**Exercise directions**
Could you print the full listing again, exactly as written?

**Data extracts**

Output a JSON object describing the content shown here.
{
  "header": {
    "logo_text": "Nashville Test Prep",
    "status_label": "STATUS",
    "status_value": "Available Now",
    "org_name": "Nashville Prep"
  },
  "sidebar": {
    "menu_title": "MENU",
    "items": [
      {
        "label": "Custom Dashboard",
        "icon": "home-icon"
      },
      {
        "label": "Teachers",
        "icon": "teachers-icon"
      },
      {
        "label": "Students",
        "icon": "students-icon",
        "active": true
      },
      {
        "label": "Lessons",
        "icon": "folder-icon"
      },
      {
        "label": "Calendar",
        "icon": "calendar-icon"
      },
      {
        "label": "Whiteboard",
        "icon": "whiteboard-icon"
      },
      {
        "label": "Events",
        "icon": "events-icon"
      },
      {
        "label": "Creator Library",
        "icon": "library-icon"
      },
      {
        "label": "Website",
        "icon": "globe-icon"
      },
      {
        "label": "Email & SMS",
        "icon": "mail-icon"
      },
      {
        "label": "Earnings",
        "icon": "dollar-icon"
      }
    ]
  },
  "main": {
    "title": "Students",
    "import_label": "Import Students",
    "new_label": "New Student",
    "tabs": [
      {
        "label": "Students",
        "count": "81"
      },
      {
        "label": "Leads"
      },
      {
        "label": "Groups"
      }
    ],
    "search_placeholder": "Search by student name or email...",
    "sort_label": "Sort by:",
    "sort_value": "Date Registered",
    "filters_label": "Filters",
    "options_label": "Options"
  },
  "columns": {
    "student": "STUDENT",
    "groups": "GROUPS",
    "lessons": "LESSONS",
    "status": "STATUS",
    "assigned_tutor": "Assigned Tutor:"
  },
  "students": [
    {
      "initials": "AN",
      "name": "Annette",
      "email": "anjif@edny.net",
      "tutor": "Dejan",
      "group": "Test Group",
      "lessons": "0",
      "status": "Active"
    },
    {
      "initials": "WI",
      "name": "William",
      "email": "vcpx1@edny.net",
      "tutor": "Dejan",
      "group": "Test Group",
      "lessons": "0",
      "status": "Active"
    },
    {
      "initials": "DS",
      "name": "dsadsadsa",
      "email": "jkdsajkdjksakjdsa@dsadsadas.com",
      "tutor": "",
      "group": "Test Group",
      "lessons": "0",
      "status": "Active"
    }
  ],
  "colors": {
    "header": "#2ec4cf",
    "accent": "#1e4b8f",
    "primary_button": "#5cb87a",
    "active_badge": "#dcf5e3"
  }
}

**Task output**
Output a JSON object describing the content shown here.
{
  "header": {
    "logo_text": "Nashville Test Prep",
    "status_label": "STATUS",
    "status_value": "Available Now",
    "org_name": "Nashville Prep"
  },
  "sidebar": {
    "menu_title": "MENU",
    "items": [
      {
        "label": "Custom Dashboard",
        "icon": "home-icon"
      },
      {
        "label": "Teachers",
        "icon": "teachers-icon"
      },
      {
        "label": "Students",
        "icon": "students-icon",
        "active": true
      },
      {
        "label": "Lessons",
        "icon": "folder-icon"
      },
      {
        "label": "Calendar",
        "icon": "calendar-icon"
      },
      {
        "label": "Whiteboard",
        "icon": "whiteboard-icon"
      },
      {
        "label": "Events",
        "icon": "events-icon"
      },
      {
        "label": "Creator Library",
        "icon": "library-icon"
      },
      {
        "label": "Website",
        "icon": "globe-icon"
      },
      {
        "label": "Email & SMS",
        "icon": "mail-icon"
      },
      {
        "label": "Earnings",
        "icon": "dollar-icon"
      }
    ]
  },
  "main": {
    "title": "Students",
    "import_label": "Import Students",
    "new_label": "New Student",
    "tabs": [
      {
        "label": "Students",
        "count": "81"
      },
      {
        "label": "Leads"
      },
      {
        "label": "Groups"
      }
    ],
    "search_placeholder": "Search by student name or email...",
    "sort_label": "Sort by:",
    "sort_value": "Date Registered",
    "filters_label": "Filters",
    "options_label": "Options"
  },
  "columns": {
    "student": "STUDENT",
    "groups": "GROUPS",
    "lessons": "LESSONS",
    "status": "STATUS",
    "assigned_tutor": "Assigned Tutor:"
  },
  "students": [
    {
      "initials": "AN",
      "name": "Annette",
      "email": "anjif@edny.net",
      "tutor": "Dejan",
      "group": "Test Group",
      "lessons": "0",
      "status": "Active"
    },
    {
      "initials": "WI",
      "name": "William",
      "email": "vcpx1@edny.net",
      "tutor": "Dejan",
      "group": "Test Group",
      "lessons": "0",
      "status": "Active"
    },
    {
      "initials": "DS",
      "name": "dsadsadsa",
      "email": "jkdsajkdjksakjdsa@dsadsadas.com",
      "tutor": "",
      "group": "Test Group",
      "lessons": "0",
      "status": "Active"
    }
  ],
  "colors": {
    "header": "#2ec4cf",
    "accent": "#1e4b8f",
    "primary_button": "#5cb87a",
    "active_badge": "#dcf5e3"
  }
}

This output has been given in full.